The song in context:
Deontae Allen was shot and killed Oct. 18, 2012, when he was 19 years old.
The Toledo teen was running from his assailant when he was shot once in the torso, officials have said. Limmie Reynolds, III, 20, was also shot during the robbery.
Traquawn Gibson was convicted last year and is serving life in prison for Deontae's death and, in a somewhat-related incident, killing his girlfriend CreJonnia Bell (she knew too much, police said).
Deontae, according to friends and family, was not in a gang, but ran with people who were from southside gangs. His older brother, Quincy Allen, is a known gang member, police said.
Gibson is a Manor Boy, a Blood.
Fred Watson, 20, was sitting in a car at Avondale and Brown avenues when he was shot three times in his back on June 16, police said.
Watson was also a known gang member and Quincy Allen's best friend.
It's possible, police have said, that Fred was killed because Quincy allegedly shot and killed La'Quan Dunbar, a member of the Manor Boyz.
A tangled web.
No charges have been filed in Fred's death.
What I find to be interesting, interpreted from the song lyrics, is that whoever is behind the rap doesn't seen to know much, if anything, about who is responsible for killing Fred. The assumption is that it's someone from a Bloods gang.
“Was it the Stickney? Was it a Head? Was it the [expletive] on the East or was it Bagdad? Was it the [expletive] on the north who claiming Kent Head? I don't even give a [expletive] I want all of 'em dead.”
Each of the gangs there is a Blood Set: Stickney 33, Kent Head, Lil Head, W-B, Bagdad Boyz.
Stickney claims, you guessed it, an area centralized around Stickney Avenue in North Toledo.
Kent Head is a sort of subset of the Manor Boyz, around the Moody Manor and Kent Street off of Bancroft Street.
Lil Heads are based, primarily, in the Smith Park area near Dorr Street and Lawrence Avenue.
The east reference, my best guess is, W-B (Dub-b) or Weilier Boyz from the Weiler Homes.

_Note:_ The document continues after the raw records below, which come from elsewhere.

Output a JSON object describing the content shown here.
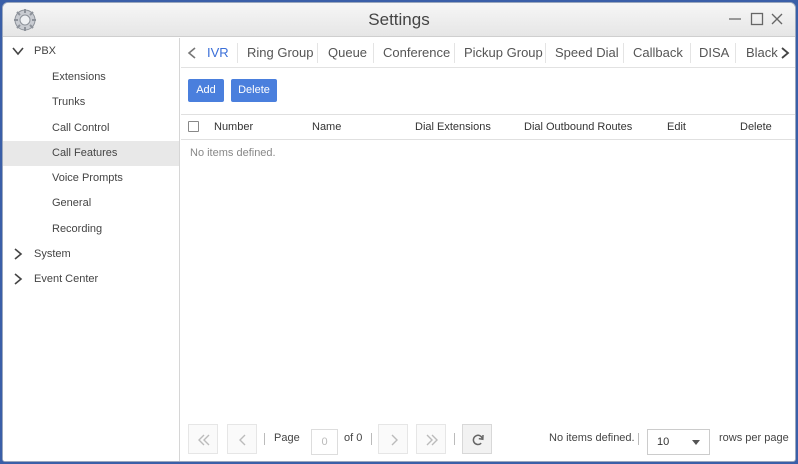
{
  "window": {
    "title": "Settings"
  },
  "sidebar": {
    "pbx": {
      "label": "PBX",
      "expanded": true
    },
    "items": [
      {
        "label": "Extensions",
        "selected": false
      },
      {
        "label": "Trunks",
        "selected": false
      },
      {
        "label": "Call Control",
        "selected": false
      },
      {
        "label": "Call Features",
        "selected": true
      },
      {
        "label": "Voice Prompts",
        "selected": false
      },
      {
        "label": "General",
        "selected": false
      },
      {
        "label": "Recording",
        "selected": false
      }
    ],
    "system": {
      "label": "System",
      "expanded": false
    },
    "event_center": {
      "label": "Event Center",
      "expanded": false
    }
  },
  "tabs": [
    {
      "label": "IVR",
      "active": true
    },
    {
      "label": "Ring Group",
      "active": false
    },
    {
      "label": "Queue",
      "active": false
    },
    {
      "label": "Conference",
      "active": false
    },
    {
      "label": "Pickup Group",
      "active": false
    },
    {
      "label": "Speed Dial",
      "active": false
    },
    {
      "label": "Callback",
      "active": false
    },
    {
      "label": "DISA",
      "active": false
    },
    {
      "label": "Black",
      "active": false
    }
  ],
  "toolbar": {
    "add_label": "Add",
    "delete_label": "Delete"
  },
  "table": {
    "columns": [
      "Number",
      "Name",
      "Dial Extensions",
      "Dial Outbound Routes",
      "Edit",
      "Delete"
    ],
    "rows": [],
    "empty_message": "No items defined."
  },
  "pager": {
    "page_label": "Page",
    "page_value": "0",
    "of_label": "of 0",
    "status": "No items defined.",
    "per_page_value": "10",
    "per_page_label": "rows per page"
  },
  "colors": {
    "accent": "#4a7fdd",
    "active_tab": "#3b6fd8",
    "selected_row": "#e8e8e8",
    "desktop": "#3a5fa8"
  }
}
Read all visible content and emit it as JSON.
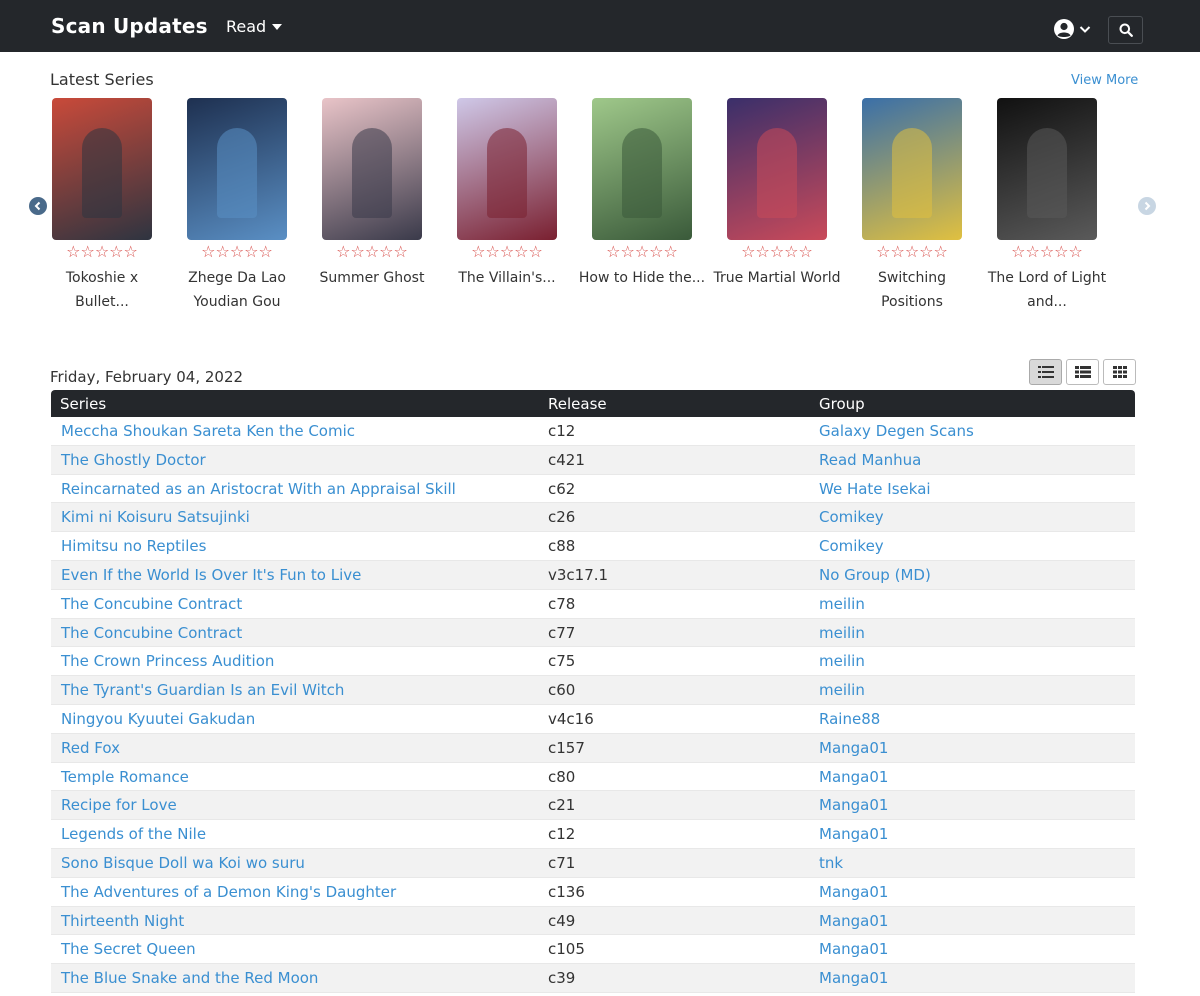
{
  "navbar": {
    "brand": "Scan Updates",
    "read_label": "Read",
    "user_icon": "user-circle-icon",
    "search_icon": "search-icon"
  },
  "latest": {
    "title": "Latest Series",
    "view_more": "View More",
    "cards": [
      {
        "title": "Tokoshie x Bullet...",
        "cover_color": "#c94a3a",
        "cover_accent": "#2e3440",
        "rating": "☆☆☆☆☆"
      },
      {
        "title": "Zhege Da Lao Youdian Gou",
        "cover_color": "#1e3050",
        "cover_accent": "#5a8fc4",
        "rating": "☆☆☆☆☆"
      },
      {
        "title": "Summer Ghost",
        "cover_color": "#e9c4c8",
        "cover_accent": "#3a3a4a",
        "rating": "☆☆☆☆☆"
      },
      {
        "title": "The Villain's...",
        "cover_color": "#cfc8e8",
        "cover_accent": "#7a2030",
        "rating": "☆☆☆☆☆"
      },
      {
        "title": "How to Hide the...",
        "cover_color": "#9fc88a",
        "cover_accent": "#3a5a3a",
        "rating": "☆☆☆☆☆"
      },
      {
        "title": "True Martial World",
        "cover_color": "#3a2f6a",
        "cover_accent": "#c94a5a",
        "rating": "☆☆☆☆☆"
      },
      {
        "title": "Switching Positions",
        "cover_color": "#3a6fa8",
        "cover_accent": "#e0c040",
        "rating": "☆☆☆☆☆"
      },
      {
        "title": "The Lord of Light and...",
        "cover_color": "#111111",
        "cover_accent": "#5a5a5a",
        "rating": "☆☆☆☆☆"
      }
    ]
  },
  "updates": {
    "date": "Friday, February 04, 2022",
    "headers": {
      "series": "Series",
      "release": "Release",
      "group": "Group"
    },
    "rows": [
      {
        "series": "Meccha Shoukan Sareta Ken the Comic",
        "release": "c12",
        "group": "Galaxy Degen Scans"
      },
      {
        "series": "The Ghostly Doctor",
        "release": "c421",
        "group": "Read Manhua"
      },
      {
        "series": "Reincarnated as an Aristocrat With an Appraisal Skill",
        "release": "c62",
        "group": "We Hate Isekai"
      },
      {
        "series": "Kimi ni Koisuru Satsujinki",
        "release": "c26",
        "group": "Comikey"
      },
      {
        "series": "Himitsu no Reptiles",
        "release": "c88",
        "group": "Comikey"
      },
      {
        "series": "Even If the World Is Over It's Fun to Live",
        "release": "v3c17.1",
        "group": "No Group (MD)"
      },
      {
        "series": "The Concubine Contract",
        "release": "c78",
        "group": "meilin"
      },
      {
        "series": "The Concubine Contract",
        "release": "c77",
        "group": "meilin"
      },
      {
        "series": "The Crown Princess Audition",
        "release": "c75",
        "group": "meilin"
      },
      {
        "series": "The Tyrant's Guardian Is an Evil Witch",
        "release": "c60",
        "group": "meilin"
      },
      {
        "series": "Ningyou Kyuutei Gakudan",
        "release": "v4c16",
        "group": "Raine88"
      },
      {
        "series": "Red Fox",
        "release": "c157",
        "group": "Manga01"
      },
      {
        "series": "Temple Romance",
        "release": "c80",
        "group": "Manga01"
      },
      {
        "series": "Recipe for Love",
        "release": "c21",
        "group": "Manga01"
      },
      {
        "series": "Legends of the Nile",
        "release": "c12",
        "group": "Manga01"
      },
      {
        "series": "Sono Bisque Doll wa Koi wo suru",
        "release": "c71",
        "group": "tnk"
      },
      {
        "series": "The Adventures of a Demon King's Daughter",
        "release": "c136",
        "group": "Manga01"
      },
      {
        "series": "Thirteenth Night",
        "release": "c49",
        "group": "Manga01"
      },
      {
        "series": "The Secret Queen",
        "release": "c105",
        "group": "Manga01"
      },
      {
        "series": "The Blue Snake and the Red Moon",
        "release": "c39",
        "group": "Manga01"
      }
    ]
  },
  "colors": {
    "navbar_bg": "#24272b",
    "link": "#3a8fd1",
    "star": "#d9534f"
  }
}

The Bagdad Boyz is most puzzling to me because, as far as I can tell and from what I hear and see, they're pretty much out of the game or have been “absorbed” by other Blood sets in North Toledo. The gang suffered three big losses to its ranks in the past couple of years.
Hunter was later convicted of involuntary manslaughter, attempted murder, felonious assault, and aggravated robbery, each with gun specifications. He's serving a 32-year sentence.
Days after the Nov. 21, 2011, robbery, Daurin Patton shot and killed Veronica Serrano, 34, and her son, Timothy Blair, 14.
Patton, a Bagdad Boy, is serving two life sentences.
Police are aware of the song, but other than monitor and try to gather information, there isn't much that can be done at this point.
At least one comment on the song – again as of Tuesday evening – was posted by someone in a Bloods gang or with some allegiance to the Bloods.
“[Expletive] THE DKOUGHNUTS AND THE WHOLE SOUTH, SUWOO TO THE BLOODS,” the commenter wrote.
“Doughnuts” is considered to be a disrespectful term to describe Folks. The “DK” would mean “doughnut killer.”